I have been considering the idea of deep church. Is there church and deep church? Deep church and shallow church?
In Spanish the word for deep is profúndo. If this site originated in Spain, Mexico or Venezuela, it might be called Iglésia Profúndo. This helps me to think that church is, by its nature, profound. I am not talking about methodologies or systems or specific liturgies. I am talking about essence. In its essence, the church is profound. It extends below the surface of things and goes somewhere deep. In that depth there is mystery and things unknown, but there is also life.
In the western world—and in places where the west has had tremendous and even invasive influence—people who have embraced Christian faith are trying to learn new ways of doing and being church. There are new and renewed expressions of worship. Some of these are innovative and revelatory. Some are ancient and illuminating. Others are just plain silly. Still others simply miss the point.
How do we find the profound in the midst of so many competing agendas and preferences? In all the debates about church, in all the attempts to deconstruct and reconstruct, and in all the moves toward being emergent and convergent (and sometimes even regurgent), where do we find that which is truly profound in church?

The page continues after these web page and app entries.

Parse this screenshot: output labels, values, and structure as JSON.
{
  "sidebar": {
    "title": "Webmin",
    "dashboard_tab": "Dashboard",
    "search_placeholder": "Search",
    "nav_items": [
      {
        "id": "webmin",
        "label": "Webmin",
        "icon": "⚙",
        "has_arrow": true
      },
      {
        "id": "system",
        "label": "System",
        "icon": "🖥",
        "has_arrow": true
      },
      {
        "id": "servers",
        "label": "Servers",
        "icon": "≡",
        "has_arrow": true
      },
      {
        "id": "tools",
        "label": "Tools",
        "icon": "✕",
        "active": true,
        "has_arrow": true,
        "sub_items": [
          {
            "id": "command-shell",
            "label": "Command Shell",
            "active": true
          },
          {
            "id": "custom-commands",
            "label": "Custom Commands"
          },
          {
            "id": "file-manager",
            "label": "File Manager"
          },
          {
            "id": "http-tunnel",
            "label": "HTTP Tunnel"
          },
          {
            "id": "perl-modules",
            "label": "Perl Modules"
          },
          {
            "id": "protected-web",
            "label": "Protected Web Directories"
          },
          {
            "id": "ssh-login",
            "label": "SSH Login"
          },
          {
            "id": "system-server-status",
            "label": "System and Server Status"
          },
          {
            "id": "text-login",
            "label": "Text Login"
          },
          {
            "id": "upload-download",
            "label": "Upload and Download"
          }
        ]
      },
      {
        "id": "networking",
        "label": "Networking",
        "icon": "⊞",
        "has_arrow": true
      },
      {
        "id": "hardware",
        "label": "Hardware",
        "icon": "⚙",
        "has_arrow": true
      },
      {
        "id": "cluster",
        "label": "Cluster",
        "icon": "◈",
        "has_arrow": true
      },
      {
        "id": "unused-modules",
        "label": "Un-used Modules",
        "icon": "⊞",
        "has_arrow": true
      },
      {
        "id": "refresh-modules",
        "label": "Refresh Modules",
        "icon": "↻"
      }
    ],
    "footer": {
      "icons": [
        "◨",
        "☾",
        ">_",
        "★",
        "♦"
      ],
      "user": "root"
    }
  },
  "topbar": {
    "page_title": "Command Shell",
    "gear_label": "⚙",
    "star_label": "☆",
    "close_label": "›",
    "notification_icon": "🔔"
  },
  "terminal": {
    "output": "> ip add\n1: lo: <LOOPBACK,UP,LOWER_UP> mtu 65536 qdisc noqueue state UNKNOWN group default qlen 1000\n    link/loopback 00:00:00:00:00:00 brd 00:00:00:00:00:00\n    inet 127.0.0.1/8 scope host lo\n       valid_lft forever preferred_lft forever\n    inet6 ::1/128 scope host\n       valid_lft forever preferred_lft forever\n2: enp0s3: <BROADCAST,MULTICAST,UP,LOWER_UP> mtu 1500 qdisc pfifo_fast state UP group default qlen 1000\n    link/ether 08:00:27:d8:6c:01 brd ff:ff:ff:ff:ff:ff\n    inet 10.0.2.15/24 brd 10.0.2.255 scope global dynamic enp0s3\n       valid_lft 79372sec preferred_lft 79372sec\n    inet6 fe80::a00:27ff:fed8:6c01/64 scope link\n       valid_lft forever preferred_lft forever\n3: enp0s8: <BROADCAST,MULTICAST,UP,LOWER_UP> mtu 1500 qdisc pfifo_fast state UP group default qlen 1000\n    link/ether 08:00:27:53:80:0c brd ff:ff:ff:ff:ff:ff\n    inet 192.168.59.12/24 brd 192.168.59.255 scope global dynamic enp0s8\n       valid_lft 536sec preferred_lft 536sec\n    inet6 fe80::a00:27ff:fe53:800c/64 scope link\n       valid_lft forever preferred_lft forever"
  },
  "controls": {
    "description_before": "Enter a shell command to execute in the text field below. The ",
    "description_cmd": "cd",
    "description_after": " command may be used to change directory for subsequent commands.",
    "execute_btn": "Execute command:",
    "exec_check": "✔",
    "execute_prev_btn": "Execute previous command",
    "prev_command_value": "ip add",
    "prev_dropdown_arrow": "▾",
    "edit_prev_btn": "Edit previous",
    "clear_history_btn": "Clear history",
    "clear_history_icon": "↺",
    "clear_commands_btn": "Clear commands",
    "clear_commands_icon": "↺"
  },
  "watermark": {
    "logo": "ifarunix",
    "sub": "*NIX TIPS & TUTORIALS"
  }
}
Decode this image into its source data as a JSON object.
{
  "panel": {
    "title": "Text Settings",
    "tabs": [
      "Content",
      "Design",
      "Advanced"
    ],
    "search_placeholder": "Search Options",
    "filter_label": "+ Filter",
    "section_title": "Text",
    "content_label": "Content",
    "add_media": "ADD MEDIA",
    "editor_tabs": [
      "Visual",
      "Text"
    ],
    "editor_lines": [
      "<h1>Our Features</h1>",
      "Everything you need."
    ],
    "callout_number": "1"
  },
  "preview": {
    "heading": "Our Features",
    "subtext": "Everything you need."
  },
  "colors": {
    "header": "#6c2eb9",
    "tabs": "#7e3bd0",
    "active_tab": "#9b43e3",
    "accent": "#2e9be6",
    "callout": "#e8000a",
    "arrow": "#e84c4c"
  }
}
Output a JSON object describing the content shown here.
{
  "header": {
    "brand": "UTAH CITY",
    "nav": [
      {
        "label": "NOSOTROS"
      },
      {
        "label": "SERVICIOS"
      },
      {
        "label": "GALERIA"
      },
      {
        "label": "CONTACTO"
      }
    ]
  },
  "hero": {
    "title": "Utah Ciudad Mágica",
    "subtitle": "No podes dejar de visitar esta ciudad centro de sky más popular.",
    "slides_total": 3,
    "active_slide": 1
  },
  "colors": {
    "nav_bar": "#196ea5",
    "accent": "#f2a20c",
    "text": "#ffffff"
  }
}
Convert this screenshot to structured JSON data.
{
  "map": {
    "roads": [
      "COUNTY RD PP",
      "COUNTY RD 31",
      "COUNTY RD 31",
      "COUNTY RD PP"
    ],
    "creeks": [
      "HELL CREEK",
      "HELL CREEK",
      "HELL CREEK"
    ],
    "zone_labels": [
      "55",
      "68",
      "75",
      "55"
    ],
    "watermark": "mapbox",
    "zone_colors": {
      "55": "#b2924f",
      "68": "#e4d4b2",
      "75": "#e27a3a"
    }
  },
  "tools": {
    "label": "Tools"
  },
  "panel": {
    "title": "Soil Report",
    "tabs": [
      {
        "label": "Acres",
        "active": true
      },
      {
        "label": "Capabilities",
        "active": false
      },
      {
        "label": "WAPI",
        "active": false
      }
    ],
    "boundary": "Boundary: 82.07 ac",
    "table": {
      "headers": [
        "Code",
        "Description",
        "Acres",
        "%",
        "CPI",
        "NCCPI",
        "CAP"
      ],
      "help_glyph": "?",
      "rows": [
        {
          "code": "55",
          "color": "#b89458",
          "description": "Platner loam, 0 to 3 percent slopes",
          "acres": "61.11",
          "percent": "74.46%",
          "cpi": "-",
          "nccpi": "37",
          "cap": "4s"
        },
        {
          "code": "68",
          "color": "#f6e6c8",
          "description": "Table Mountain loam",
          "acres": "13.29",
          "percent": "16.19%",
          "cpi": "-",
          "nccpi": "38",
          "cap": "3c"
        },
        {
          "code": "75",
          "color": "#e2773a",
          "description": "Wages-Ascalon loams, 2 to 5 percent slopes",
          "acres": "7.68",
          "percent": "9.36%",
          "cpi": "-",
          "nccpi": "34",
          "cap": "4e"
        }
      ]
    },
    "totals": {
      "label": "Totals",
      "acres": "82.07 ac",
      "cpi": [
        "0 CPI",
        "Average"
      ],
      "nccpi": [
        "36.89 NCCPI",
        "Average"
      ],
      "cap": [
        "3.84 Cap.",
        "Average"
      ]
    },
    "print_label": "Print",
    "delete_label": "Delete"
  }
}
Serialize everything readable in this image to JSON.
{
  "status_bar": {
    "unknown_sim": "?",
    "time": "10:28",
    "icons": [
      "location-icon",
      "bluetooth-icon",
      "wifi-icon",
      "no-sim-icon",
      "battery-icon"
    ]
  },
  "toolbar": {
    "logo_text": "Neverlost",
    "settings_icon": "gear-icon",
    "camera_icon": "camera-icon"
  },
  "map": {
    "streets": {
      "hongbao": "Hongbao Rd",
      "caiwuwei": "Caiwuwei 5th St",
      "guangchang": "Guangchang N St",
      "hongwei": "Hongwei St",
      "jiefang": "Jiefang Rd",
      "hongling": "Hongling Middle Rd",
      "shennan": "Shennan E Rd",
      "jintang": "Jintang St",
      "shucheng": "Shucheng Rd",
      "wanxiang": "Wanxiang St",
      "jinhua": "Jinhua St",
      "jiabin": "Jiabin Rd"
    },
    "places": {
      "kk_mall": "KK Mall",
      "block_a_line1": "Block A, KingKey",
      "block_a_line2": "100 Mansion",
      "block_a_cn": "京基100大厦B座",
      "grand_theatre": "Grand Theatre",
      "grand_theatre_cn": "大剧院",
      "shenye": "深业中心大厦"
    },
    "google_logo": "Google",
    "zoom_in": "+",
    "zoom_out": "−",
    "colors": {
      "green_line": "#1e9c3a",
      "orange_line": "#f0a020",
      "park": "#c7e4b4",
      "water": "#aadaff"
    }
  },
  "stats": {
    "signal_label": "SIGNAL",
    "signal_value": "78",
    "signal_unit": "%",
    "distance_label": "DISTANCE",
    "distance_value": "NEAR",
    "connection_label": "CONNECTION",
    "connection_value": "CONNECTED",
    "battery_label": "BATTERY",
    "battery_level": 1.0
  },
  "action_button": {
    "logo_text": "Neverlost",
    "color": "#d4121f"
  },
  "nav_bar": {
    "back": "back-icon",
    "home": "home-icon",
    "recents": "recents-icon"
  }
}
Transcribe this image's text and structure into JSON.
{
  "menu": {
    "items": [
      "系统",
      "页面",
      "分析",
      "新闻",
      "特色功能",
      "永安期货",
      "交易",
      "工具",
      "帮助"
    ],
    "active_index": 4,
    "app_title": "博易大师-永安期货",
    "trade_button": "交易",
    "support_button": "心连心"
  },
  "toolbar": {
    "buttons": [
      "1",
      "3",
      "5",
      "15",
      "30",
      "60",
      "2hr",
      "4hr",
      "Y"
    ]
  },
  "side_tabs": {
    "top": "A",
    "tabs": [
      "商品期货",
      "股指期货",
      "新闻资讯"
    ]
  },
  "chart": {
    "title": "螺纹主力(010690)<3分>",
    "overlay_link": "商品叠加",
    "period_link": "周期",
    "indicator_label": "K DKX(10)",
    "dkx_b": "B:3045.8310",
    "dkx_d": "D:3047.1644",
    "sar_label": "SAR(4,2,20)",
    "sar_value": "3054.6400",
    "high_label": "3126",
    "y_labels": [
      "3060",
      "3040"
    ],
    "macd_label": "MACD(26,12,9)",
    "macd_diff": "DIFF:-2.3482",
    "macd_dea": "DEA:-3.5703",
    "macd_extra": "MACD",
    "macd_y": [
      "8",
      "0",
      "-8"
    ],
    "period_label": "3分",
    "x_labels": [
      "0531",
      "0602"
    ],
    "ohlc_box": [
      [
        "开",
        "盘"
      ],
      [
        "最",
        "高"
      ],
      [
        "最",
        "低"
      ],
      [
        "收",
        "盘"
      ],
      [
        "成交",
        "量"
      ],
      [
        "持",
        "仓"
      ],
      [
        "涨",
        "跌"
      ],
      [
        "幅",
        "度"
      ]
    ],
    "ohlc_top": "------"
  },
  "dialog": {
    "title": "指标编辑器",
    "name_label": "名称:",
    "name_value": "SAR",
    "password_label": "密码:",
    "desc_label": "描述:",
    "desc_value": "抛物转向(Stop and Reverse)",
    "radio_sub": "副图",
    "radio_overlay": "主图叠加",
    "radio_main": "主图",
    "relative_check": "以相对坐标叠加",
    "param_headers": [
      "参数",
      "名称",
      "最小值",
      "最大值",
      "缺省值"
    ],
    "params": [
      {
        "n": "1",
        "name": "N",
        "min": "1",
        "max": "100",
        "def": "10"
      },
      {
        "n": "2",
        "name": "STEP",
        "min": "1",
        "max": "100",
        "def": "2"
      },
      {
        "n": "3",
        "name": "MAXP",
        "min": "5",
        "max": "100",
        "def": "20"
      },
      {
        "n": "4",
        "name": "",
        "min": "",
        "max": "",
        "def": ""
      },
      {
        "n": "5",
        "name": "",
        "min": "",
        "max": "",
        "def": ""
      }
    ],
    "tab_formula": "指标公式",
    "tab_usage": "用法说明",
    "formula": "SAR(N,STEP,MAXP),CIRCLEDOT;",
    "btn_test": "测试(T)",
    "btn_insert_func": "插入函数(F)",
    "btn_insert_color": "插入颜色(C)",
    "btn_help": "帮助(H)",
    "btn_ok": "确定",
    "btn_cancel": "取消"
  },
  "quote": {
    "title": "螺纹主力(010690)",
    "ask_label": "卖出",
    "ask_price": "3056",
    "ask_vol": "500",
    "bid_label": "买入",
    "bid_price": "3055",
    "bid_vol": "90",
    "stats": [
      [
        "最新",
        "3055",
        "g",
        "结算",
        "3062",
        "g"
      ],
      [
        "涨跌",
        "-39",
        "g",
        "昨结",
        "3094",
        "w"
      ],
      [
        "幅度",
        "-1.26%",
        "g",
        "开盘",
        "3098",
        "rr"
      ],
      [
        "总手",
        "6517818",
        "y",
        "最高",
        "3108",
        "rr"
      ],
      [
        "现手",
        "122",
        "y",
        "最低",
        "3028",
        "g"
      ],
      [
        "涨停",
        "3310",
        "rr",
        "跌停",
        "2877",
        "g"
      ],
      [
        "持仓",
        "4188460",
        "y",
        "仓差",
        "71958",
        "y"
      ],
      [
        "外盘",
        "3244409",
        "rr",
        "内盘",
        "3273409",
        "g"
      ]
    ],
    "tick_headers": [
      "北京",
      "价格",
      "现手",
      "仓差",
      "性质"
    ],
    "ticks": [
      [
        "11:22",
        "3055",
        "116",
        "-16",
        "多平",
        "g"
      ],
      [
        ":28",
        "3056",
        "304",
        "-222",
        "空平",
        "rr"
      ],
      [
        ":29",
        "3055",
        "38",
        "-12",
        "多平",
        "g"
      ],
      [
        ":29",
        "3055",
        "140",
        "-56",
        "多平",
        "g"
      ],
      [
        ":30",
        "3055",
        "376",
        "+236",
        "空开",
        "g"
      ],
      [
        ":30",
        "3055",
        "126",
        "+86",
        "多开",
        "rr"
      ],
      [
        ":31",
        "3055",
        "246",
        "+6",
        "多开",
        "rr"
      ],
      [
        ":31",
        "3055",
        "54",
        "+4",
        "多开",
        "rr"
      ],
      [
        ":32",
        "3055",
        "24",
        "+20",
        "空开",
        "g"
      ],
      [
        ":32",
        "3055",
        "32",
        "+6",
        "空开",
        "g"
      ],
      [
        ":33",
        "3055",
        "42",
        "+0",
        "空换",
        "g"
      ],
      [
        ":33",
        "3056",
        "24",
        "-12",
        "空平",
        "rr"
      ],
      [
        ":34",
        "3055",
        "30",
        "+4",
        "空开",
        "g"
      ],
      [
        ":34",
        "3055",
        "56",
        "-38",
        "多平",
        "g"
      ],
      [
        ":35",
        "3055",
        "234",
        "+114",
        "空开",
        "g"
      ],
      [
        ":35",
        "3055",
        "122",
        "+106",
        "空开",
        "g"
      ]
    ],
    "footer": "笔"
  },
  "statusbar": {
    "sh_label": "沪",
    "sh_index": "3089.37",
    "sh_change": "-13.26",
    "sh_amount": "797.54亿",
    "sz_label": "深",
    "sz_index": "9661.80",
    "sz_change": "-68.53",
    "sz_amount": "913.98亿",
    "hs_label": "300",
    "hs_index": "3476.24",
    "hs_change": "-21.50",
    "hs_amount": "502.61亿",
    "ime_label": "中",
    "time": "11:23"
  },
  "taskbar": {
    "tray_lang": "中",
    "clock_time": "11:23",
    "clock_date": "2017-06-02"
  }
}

Dietrich Bonhoeffer has something to teach us here. In his first doctoral dissertation (Sanctorum Communio) he explored the idea of collective spirit. He observed that in all communities of people there is a kind of spirit that includes them but is in fact more than simply the sum total of the people. In some ways the collective spirit of a community is a thing unto itself.
Think of the times you have been in deep conversation with another person. In that conversation there emerges a relationship and, in a sense, there are now three things present: The two people and their relationship. The tangibility of that relationship is made evident when suddenly a third person enters the scene. Whether or not that person is a welcomed addition, the person initially encounters the resistance of the relationship that has already been established. If that person joins the others, a new collective spirit emerges.
Bonhoeffer declared that, while people groups all over the world can have a collective spirit for either good or ill, when Christians gather in the name of Jesus their collective spirit is actually the Spirit of God. This is not the spirit of camaraderie or the spirit of common interest; it is the Holy Spirit that binds each to the other.
This is helpful to me as I consider what it means for church to be deep. We really don’t have the power to make church deep. Church is already deep, already profound by virtue of the presence of the Holy Spirit that binds the people together in summoning them into God’s mission of recreating the world in the image of his Son.
When Jesus prayed for his disciples, he also prayed for we who would come afterward:
I ask not only on behalf of these, but also on behalf of those who will believe in me through their word, that they may all be one. As you, Father, are in me and I am in you, may they also be in us, so that the world may believe that you have sent me. (John 17:20-21)
The oneness that we share in the community of Jesus cannot be simply a oneness of shared culture or common interest or social compatibility. For the church to be deep, to be profound, its oneness must be grounded in the oneness that Jesus shares with the Father.
I wonder if sometimes, in our efforts to be authentic in our engagement with church, we might be looking for and even attempting to generate a collective spirit that is made up of the stuff of personal preference. I understand that tendency because there are many things in church life that I do not prefer and other things I wish would happen because I prefer them. But that typically creates a collective spirit of commonality. That is different than being defined, transformed, bound and catapulted into the world by God’s Spirit.
We need a lot of work in the church. We need to revisit our theologies and methodologies. We need to reach farther back in time and simultaneously cast our eyes further out to God’s eschatological horizon. We need to learn, unlearn and relearn so many things, and our ongoing conversations and explorations are part of that creative and open process.
But we really need God’s Spirit. We desperately need one another—not because we are essentially able to be to one another what only God can be, but rather because we need the personal relationships that are captured by the oneness that has always existed in God as Father, Son and Holy Spirit. It may be that when we alter our course so that we reorient ourselves before God that our preferences will be drawn into the preferences of God. Our criteria for oneness might be deconstructed and reconstructed within the oneness of God as Trinity.
In the oneness of God’s Spirit, the church is essentially profound.
Mike McNichols, DMin, is the Director of Fuller Theological Seminary’s Southern California Extension Campus and also the pastor of Soulfarers Community. He is a contributor to the book, Proclaiming the Scandal of the Cross (Baker Academic, 2006).